In this collection of 40 essays, Meg Barnhouse writes about everyday events such as dropping stuff off at the thrift shop or watching TV with the kids and she transforms them with her offbeat humor and infectious hopefulness. We meet characters like Julia Hill, who set up camp atop an old-growth redwood in order to stop the loggers: "Maybe shes a saint. Maybe shes nuts. I dont have to decide." And Mike, who parks his Chevy Silverado in vacant lots next to a homemade sign. On the day Barnhouse found him, his sign read: Mom and Dad, are your children saved? The devil is after their souls. "One of my hobbies," Barnhouse says, "is talking to people who arent going with the flow."

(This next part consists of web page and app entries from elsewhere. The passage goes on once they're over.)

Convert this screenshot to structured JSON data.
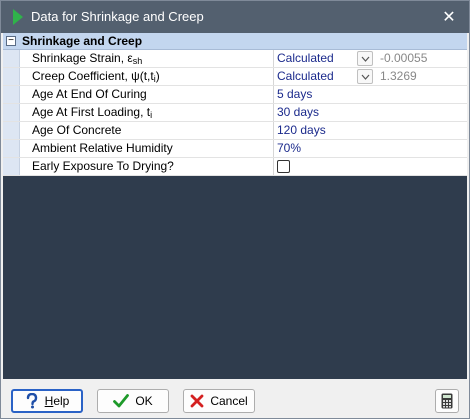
{
  "window": {
    "title": "Data for Shrinkage and Creep",
    "close_glyph": "✕"
  },
  "section": {
    "expander": "−",
    "title": "Shrinkage and Creep"
  },
  "rows": [
    {
      "label": "Shrinkage Strain, ε",
      "label_sub": "sh",
      "value": "Calculated",
      "computed": "-0.00055"
    },
    {
      "label": "Creep Coefficient, ψ(t,t",
      "label_sub": "i",
      "label_tail": ")",
      "value": "Calculated",
      "computed": "1.3269"
    },
    {
      "label": "Age At End Of Curing",
      "value": "5 days"
    },
    {
      "label": "Age At First Loading, t",
      "label_sub": "i",
      "value": "30 days"
    },
    {
      "label": "Age Of Concrete",
      "value": "120 days"
    },
    {
      "label": "Ambient Relative Humidity",
      "value": "70%"
    },
    {
      "label": "Early Exposure To Drying?",
      "checked": false
    }
  ],
  "buttons": {
    "help": {
      "label_first": "H",
      "label_rest": "elp",
      "icon": "question-icon"
    },
    "ok": {
      "label": "OK",
      "icon": "checkmark-icon"
    },
    "cancel": {
      "label": "Cancel",
      "icon": "x-icon"
    },
    "calculator": {
      "icon": "calculator-icon"
    }
  },
  "colors": {
    "titlebar": "#53606f",
    "section_header": "#c3d6ef",
    "value_text": "#1b2a8c",
    "empty_area": "#2f3c4d",
    "ok_check": "#1e9a2a",
    "cancel_x": "#d42020"
  }
}
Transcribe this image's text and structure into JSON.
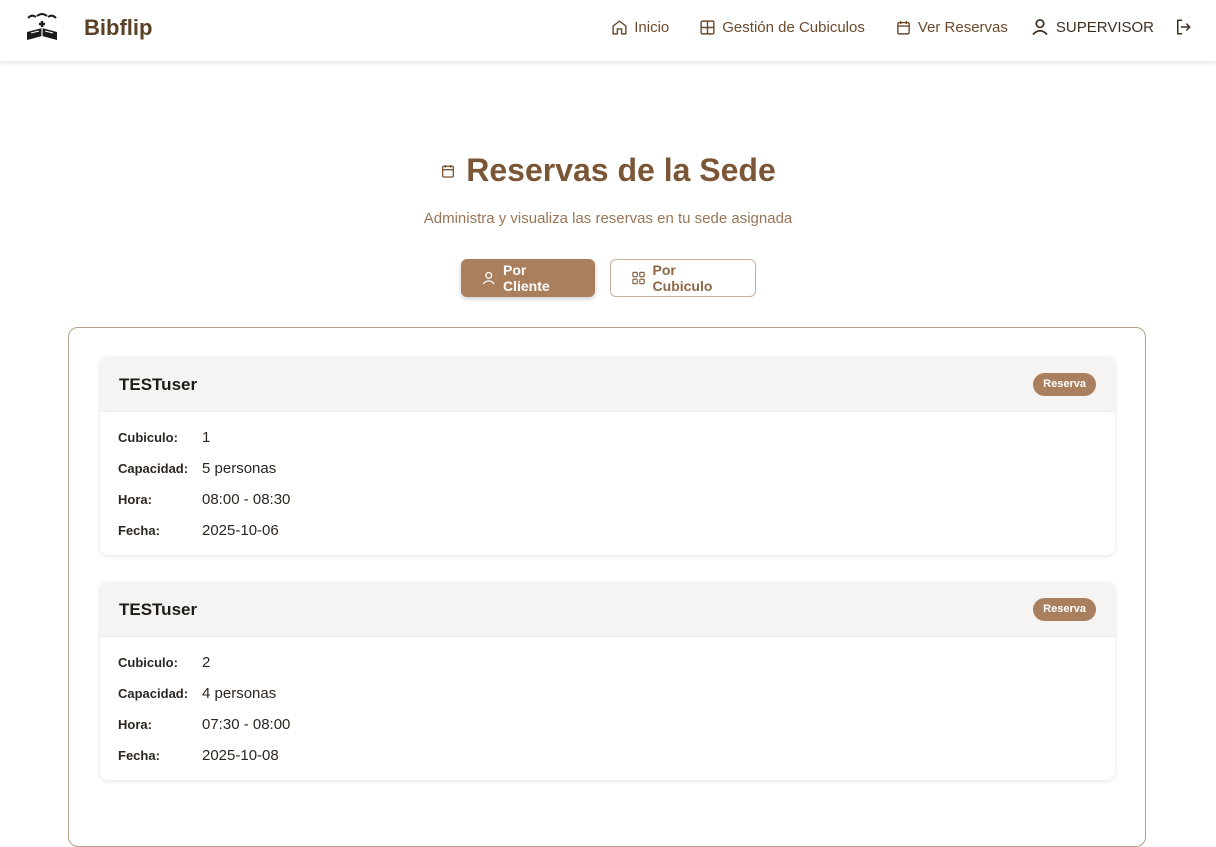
{
  "app": {
    "name": "Bibflip",
    "logo_icon": "open-book-logo-icon"
  },
  "nav": {
    "items": [
      {
        "label": "Inicio",
        "icon": "home-icon"
      },
      {
        "label": "Gestión de Cubiculos",
        "icon": "grid-icon"
      },
      {
        "label": "Ver Reservas",
        "icon": "calendar-icon"
      }
    ],
    "user_label": "SUPERVISOR",
    "user_icon": "user-icon",
    "logout_icon": "logout-icon"
  },
  "page": {
    "title": "Reservas de la Sede",
    "title_icon": "calendar-icon",
    "subtitle": "Administra y visualiza las reservas en tu sede asignada"
  },
  "tabs": [
    {
      "label": "Por Cliente",
      "icon": "user-icon",
      "active": true
    },
    {
      "label": "Por Cubiculo",
      "icon": "grid-icon",
      "active": false
    }
  ],
  "labels": {
    "cubiculo": "Cubiculo:",
    "capacidad": "Capacidad:",
    "hora": "Hora:",
    "fecha": "Fecha:"
  },
  "reservations": [
    {
      "name": "TESTuser",
      "badge": "Reserva",
      "cubiculo": "1",
      "capacidad": "5 personas",
      "hora": "08:00 - 08:30",
      "fecha": "2025-10-06"
    },
    {
      "name": "TESTuser",
      "badge": "Reserva",
      "cubiculo": "2",
      "capacidad": "4 personas",
      "hora": "07:30 - 08:00",
      "fecha": "2025-10-08"
    }
  ],
  "colors": {
    "accent": "#a97f5e",
    "title": "#7b5636",
    "brand_text": "#5b4127",
    "card_header": "#f6f4f2"
  }
}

Barnhouse puts her faith in the Karma Fairy, who is "here to show us that we are not safe in our righteousness, our intelligence, our careful nutrition, our common sense, our hip and groovy walk in the Tao. She is here to give us deep, full hearts. She is here to show us that we have it in us to make as big a mess as the next person. If we are ever going to find a cure for self-righteousness, the root of all separation, of all cruelty, we need her touch."
Universal teaching stories drawn from everyday life.
Filled with real-life characters and a wonderful sense of place.